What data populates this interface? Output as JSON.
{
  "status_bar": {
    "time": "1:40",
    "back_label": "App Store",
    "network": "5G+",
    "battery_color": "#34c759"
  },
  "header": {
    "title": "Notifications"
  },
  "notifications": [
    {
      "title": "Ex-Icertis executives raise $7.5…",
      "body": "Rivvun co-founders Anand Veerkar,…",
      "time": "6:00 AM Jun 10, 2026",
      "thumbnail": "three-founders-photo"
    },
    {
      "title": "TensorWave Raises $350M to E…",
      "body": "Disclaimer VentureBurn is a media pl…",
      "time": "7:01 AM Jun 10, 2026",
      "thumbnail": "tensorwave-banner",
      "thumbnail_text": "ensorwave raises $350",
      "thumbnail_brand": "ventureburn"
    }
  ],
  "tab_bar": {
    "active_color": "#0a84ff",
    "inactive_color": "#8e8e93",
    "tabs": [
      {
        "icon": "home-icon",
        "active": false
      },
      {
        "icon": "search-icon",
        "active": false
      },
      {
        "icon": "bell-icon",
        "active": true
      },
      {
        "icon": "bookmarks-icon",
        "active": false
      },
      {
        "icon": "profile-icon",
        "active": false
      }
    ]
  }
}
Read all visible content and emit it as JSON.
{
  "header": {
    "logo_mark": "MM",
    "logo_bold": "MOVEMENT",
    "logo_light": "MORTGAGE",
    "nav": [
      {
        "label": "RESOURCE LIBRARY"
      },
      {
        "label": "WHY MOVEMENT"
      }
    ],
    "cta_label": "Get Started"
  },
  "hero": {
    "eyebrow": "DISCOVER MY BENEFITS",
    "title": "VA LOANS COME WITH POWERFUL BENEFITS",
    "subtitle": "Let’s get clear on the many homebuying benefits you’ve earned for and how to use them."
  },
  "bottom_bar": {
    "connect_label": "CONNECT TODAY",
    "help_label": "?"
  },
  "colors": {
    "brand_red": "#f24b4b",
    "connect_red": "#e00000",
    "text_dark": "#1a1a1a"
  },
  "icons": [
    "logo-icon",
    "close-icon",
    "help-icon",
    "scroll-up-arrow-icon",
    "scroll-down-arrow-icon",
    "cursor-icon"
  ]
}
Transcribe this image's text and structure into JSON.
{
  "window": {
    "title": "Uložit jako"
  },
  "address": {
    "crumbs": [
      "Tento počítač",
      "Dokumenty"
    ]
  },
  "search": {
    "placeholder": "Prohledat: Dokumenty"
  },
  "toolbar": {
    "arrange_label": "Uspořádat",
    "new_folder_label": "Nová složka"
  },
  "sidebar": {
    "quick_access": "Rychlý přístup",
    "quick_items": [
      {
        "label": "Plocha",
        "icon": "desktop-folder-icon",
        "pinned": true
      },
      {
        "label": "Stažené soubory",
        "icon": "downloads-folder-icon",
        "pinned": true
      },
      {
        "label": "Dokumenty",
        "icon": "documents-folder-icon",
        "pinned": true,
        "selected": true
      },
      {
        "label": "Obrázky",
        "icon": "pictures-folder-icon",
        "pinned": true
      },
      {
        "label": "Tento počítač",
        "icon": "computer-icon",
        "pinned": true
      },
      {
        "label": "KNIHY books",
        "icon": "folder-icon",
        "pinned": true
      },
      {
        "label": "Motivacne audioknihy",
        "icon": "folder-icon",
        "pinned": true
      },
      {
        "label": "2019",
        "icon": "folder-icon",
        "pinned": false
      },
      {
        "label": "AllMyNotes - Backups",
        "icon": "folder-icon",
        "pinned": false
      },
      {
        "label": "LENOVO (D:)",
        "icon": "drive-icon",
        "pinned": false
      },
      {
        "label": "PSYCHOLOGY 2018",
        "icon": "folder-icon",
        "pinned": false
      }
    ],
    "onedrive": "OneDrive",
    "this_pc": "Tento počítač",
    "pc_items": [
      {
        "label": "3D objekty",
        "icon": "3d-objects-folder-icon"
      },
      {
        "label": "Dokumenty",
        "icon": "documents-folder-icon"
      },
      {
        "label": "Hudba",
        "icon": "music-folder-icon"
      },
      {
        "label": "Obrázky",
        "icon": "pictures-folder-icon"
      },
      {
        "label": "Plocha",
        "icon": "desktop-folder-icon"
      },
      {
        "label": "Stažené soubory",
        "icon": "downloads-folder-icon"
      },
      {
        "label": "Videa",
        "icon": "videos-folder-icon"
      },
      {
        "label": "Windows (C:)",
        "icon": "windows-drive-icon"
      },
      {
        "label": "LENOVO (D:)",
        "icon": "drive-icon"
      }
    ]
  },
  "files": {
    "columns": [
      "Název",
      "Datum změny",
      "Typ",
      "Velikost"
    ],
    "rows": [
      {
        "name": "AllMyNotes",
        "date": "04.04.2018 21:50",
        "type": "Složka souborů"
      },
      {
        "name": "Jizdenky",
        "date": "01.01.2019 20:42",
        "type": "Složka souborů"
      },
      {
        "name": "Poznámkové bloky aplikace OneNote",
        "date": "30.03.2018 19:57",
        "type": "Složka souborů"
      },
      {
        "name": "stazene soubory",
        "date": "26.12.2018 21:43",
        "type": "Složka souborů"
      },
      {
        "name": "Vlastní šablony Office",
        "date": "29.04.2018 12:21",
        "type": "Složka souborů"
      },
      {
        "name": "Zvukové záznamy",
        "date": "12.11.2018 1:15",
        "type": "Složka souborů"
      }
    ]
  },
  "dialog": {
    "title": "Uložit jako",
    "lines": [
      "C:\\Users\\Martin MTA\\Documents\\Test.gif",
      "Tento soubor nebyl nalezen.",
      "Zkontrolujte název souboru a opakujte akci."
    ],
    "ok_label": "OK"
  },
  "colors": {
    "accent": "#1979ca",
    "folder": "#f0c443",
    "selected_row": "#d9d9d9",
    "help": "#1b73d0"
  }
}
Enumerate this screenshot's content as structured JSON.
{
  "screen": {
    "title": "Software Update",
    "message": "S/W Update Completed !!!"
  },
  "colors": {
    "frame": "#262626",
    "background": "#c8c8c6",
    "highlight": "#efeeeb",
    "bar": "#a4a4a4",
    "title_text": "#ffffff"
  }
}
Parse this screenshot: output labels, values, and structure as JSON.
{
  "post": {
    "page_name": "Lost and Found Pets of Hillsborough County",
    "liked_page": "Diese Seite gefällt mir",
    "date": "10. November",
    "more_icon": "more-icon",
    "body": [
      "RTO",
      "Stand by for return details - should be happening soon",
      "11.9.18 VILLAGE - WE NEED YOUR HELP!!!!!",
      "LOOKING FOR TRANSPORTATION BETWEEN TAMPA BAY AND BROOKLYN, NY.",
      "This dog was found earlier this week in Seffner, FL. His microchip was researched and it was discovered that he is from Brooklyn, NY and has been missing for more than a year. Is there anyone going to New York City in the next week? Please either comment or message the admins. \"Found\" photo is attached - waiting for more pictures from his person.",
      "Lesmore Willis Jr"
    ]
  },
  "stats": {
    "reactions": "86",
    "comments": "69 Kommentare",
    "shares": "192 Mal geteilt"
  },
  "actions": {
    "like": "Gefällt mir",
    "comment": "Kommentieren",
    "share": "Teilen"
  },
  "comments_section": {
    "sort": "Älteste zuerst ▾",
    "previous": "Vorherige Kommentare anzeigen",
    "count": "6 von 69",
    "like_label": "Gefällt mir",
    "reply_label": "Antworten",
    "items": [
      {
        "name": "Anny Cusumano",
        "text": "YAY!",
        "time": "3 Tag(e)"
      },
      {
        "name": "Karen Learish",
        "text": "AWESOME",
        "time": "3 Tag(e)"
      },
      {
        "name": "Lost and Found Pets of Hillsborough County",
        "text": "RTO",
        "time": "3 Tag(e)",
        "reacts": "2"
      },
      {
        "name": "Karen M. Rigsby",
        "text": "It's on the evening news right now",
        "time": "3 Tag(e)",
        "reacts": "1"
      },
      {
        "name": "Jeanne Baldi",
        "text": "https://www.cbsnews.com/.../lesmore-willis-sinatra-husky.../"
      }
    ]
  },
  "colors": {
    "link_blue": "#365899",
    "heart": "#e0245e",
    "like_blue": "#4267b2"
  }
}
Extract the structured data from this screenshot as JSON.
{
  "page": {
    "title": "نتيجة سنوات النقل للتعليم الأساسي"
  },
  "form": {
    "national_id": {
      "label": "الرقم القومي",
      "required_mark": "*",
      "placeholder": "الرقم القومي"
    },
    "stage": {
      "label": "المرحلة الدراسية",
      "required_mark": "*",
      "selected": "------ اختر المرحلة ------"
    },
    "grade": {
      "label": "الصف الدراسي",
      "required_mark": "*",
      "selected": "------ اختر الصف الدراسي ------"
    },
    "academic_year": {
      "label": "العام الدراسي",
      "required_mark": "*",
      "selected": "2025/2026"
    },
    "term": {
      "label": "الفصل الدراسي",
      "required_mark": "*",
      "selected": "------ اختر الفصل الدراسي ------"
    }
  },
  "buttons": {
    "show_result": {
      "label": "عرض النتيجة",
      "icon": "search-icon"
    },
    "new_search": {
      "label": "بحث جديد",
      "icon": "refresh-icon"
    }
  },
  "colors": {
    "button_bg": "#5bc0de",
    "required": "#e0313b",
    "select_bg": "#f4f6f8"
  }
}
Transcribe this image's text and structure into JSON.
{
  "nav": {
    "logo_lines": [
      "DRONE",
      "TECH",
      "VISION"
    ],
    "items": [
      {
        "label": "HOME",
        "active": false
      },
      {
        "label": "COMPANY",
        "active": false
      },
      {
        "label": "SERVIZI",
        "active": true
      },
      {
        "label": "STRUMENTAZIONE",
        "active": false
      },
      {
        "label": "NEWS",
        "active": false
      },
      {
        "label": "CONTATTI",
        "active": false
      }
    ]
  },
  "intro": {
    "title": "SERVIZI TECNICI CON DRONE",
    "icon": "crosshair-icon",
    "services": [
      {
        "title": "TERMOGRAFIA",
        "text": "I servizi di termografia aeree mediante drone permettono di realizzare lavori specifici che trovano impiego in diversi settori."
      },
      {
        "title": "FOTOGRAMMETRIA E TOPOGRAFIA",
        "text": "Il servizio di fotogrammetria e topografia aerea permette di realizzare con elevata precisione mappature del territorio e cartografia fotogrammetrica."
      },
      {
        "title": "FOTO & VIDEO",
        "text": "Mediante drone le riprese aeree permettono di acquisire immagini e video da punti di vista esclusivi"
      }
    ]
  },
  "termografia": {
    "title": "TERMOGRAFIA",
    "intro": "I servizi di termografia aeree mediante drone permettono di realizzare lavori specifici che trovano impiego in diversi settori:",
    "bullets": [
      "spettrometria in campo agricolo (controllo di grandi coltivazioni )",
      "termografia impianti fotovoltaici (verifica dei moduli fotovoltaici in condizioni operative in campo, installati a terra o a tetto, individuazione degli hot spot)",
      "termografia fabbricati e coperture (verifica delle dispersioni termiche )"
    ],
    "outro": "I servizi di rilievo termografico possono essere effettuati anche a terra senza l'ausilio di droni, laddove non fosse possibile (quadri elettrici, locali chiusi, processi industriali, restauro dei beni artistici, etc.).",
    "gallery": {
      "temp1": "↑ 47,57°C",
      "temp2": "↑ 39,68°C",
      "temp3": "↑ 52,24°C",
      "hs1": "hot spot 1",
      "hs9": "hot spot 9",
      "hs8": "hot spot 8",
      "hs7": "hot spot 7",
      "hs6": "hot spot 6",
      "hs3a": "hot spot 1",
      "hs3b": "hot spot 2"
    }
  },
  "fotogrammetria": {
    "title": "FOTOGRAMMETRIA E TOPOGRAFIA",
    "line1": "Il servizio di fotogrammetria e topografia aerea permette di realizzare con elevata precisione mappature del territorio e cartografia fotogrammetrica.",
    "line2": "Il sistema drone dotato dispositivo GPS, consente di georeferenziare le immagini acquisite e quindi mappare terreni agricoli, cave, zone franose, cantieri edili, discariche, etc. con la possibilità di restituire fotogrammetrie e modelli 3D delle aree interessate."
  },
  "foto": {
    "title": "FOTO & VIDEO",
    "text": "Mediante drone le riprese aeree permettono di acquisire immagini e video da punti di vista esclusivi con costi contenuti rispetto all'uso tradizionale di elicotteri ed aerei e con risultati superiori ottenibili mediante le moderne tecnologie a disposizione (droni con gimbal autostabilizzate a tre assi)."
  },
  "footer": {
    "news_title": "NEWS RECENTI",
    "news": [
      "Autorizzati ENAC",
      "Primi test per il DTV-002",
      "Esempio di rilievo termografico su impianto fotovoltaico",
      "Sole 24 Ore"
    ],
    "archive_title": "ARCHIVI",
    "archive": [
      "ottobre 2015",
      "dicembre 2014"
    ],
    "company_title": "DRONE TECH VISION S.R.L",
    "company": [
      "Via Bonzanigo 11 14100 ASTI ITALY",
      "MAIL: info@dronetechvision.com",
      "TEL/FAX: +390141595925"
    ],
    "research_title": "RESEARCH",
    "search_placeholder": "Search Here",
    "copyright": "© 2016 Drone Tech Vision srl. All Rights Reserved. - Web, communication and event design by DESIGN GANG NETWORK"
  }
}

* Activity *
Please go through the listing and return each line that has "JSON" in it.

* Reply *
What data populates this interface? Output as JSON.
Read all visible content and emit it as JSON.
Transcribe this image's text and structure into JSON.
Enumerate this screenshot's content as structured JSON.
Parse this screenshot: output labels, values, and structure as JSON.
Extract the structured data from this screenshot as JSON.
Transcribe this image's text and structure into JSON.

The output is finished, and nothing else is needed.